→ **AIM OF THE TASK**: Look for "icon" in each line of the entries, and return the matching lines.

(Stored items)
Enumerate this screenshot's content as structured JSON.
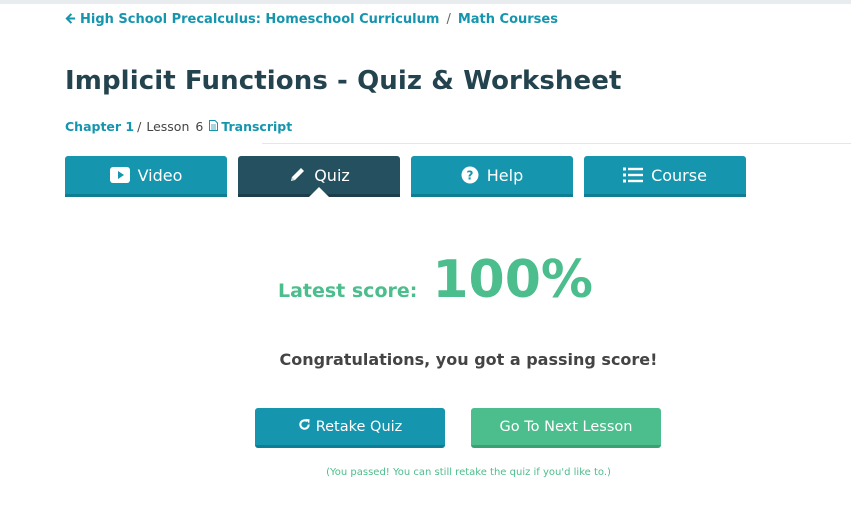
{
  "breadcrumb": {
    "items": [
      "High School Precalculus: Homeschool Curriculum",
      "Math Courses"
    ],
    "separator": "/"
  },
  "page": {
    "title": "Implicit Functions - Quiz & Worksheet"
  },
  "meta": {
    "chapter": "Chapter 1",
    "separator": "/",
    "lesson_label": "Lesson",
    "lesson_number": "6",
    "transcript": "Transcript"
  },
  "tabs": [
    {
      "label": "Video",
      "icon": "video-icon"
    },
    {
      "label": "Quiz",
      "icon": "pencil-icon",
      "active": true
    },
    {
      "label": "Help",
      "icon": "help-icon"
    },
    {
      "label": "Course",
      "icon": "list-icon"
    }
  ],
  "score": {
    "label": "Latest score:",
    "value": "100%"
  },
  "message": "Congratulations, you got a passing score!",
  "buttons": {
    "retake": "Retake Quiz",
    "next": "Go To Next Lesson"
  },
  "note": "(You passed! You can still retake the quiz if you'd like to.)",
  "colors": {
    "accent": "#1595ae",
    "active_tab": "#24505f",
    "success": "#4cbd8c",
    "title": "#23434f"
  }
}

→ **ANSWER SPACE**:
      "icon": "video-icon"
      "icon": "pencil-icon",
      "icon": "help-icon"
      "icon": "list-icon"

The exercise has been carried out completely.